Minute planningvof nutritional surveillance operations with a calendar, budget, action
plan, etc.
Conceptualisation of the implementasion of an evaluation of nutritional surveillance.
Analysis of coherence.

- The construction of causal model of the nutritional problem concerned is an indispensable

phase, as discussed previously. It should be carried out with the participation of all categories of
stakeholders. Although it requires several hours of groupsl work (an average of ten hours), this
will be compensated for by considerable time saving in later steps (Beghin et al. 1988).

- The precise identification of future users of the surveillance, their information requirements,
and the envisaged fields of application of surveillance. Using the definition of surveillance and
the causal model as ference will ensure the pertinence of the answers that will be obtained.

- The choice of data to collect or pool and the definition of indicators. Similarly, the causal
model designed at the outset should be used to obtain a genuine nutritional diagnosis. A
baseline survey may also ve necessary. Above all, the prospective and retrospective data that
will be required should be identified using a highly selective process. The mchanisms for pooling
and collecting data and pinpointing the sources should be determined : existing information
systems (administrative sources, sentinel projects), routine sampling surveys, and qualitative or
quantitative rapid assessment. This draconian selection of data should simultaneously consider
user requirements, cost, feasibility, and the likelihood of obtaining data in a sustainable

- The determination of midalities for data analysis should be based on standardised

methodologies, stable in time (raw data analysis, analysis of trends, detection of
spatiotemporal aggregates, validation of certain hypothesis from the initial model, etc). In
addition, the flow of data and information should to be taken into account (to whom, via which
routes, at what frequency?).

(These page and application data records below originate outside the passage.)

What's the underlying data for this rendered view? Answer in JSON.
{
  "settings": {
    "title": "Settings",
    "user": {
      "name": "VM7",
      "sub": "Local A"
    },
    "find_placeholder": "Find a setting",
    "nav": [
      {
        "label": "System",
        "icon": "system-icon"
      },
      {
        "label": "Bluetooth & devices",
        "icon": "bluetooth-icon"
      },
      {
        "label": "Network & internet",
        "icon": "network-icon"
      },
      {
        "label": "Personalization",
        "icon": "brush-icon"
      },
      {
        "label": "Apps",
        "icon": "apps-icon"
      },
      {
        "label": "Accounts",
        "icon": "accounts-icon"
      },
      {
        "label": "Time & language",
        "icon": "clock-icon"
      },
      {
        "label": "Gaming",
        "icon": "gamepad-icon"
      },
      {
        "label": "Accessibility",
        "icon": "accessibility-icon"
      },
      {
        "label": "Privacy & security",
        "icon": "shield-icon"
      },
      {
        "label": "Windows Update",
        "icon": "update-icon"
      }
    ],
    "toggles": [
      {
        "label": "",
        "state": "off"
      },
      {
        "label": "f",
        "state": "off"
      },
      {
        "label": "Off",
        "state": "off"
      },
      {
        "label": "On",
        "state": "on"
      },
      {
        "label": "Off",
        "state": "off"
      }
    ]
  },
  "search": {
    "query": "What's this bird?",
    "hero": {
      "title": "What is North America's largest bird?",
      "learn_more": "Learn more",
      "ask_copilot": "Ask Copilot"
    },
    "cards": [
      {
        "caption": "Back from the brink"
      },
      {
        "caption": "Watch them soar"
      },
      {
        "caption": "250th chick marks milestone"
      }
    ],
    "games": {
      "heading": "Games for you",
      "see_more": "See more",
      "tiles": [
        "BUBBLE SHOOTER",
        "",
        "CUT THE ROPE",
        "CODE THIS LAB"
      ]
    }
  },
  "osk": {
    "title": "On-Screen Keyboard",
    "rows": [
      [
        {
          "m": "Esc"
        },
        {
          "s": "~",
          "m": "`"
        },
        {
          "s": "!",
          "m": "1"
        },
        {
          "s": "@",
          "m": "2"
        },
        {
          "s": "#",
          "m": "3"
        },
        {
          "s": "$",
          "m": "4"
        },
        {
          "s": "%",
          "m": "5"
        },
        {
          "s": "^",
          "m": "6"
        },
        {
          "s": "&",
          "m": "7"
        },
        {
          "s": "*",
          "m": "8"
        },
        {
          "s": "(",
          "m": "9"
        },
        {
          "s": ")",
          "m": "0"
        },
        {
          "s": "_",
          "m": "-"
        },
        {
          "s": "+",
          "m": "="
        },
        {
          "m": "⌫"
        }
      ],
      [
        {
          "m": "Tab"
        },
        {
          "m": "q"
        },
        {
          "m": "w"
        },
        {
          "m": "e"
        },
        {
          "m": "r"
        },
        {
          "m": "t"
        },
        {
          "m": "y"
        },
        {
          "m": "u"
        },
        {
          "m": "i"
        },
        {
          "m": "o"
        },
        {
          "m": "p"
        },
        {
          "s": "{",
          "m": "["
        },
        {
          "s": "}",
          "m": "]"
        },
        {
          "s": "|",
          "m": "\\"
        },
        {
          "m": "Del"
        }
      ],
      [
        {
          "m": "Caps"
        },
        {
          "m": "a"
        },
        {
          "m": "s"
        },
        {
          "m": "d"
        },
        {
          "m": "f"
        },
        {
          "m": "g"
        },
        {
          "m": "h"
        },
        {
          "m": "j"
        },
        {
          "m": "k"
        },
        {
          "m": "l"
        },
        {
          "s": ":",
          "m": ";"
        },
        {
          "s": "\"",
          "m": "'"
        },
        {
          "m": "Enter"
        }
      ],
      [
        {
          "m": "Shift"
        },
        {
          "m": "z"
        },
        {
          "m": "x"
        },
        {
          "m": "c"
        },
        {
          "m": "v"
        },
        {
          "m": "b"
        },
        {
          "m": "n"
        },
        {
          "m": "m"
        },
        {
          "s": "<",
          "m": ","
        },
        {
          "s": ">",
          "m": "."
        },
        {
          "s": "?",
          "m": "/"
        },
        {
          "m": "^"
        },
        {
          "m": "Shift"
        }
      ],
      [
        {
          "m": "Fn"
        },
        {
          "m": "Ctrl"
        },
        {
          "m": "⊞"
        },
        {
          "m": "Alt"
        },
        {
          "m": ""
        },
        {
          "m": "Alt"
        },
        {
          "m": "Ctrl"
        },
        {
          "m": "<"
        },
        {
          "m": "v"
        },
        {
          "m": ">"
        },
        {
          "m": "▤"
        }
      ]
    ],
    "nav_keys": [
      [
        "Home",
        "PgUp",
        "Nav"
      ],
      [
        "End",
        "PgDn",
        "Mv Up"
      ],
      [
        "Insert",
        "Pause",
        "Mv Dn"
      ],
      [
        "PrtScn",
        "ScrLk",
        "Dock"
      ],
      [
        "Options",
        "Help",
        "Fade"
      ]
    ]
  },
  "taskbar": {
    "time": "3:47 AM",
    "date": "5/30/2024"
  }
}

- The minute planning of the nutritional surveillance activity itself should provide answers to a
series of standard questions (who? What? Where? When? How? With whom?). This planning is
an outgrowth of activity planning, with appropriate tools and methods used for each country or
even for each sector. These very specific questions are institusional (and therefore political) and
concern the structure that will manage the surveillance and its required resources. Experience
indicates that lightweight, cost-effective, small structures are preferable. Moreover, to warrant
its independence and to avoid controversy, this structure should hold on no political power.
Above all, it should focus on serving the user while efficiently feeding information back to the
data sources. The composition, responsibilities, resources and institusional appearance of this
surveillance structure ("cell" or "central unit") should be resolved at this stage. A budget and a
calendar for the operations should supplement the plan.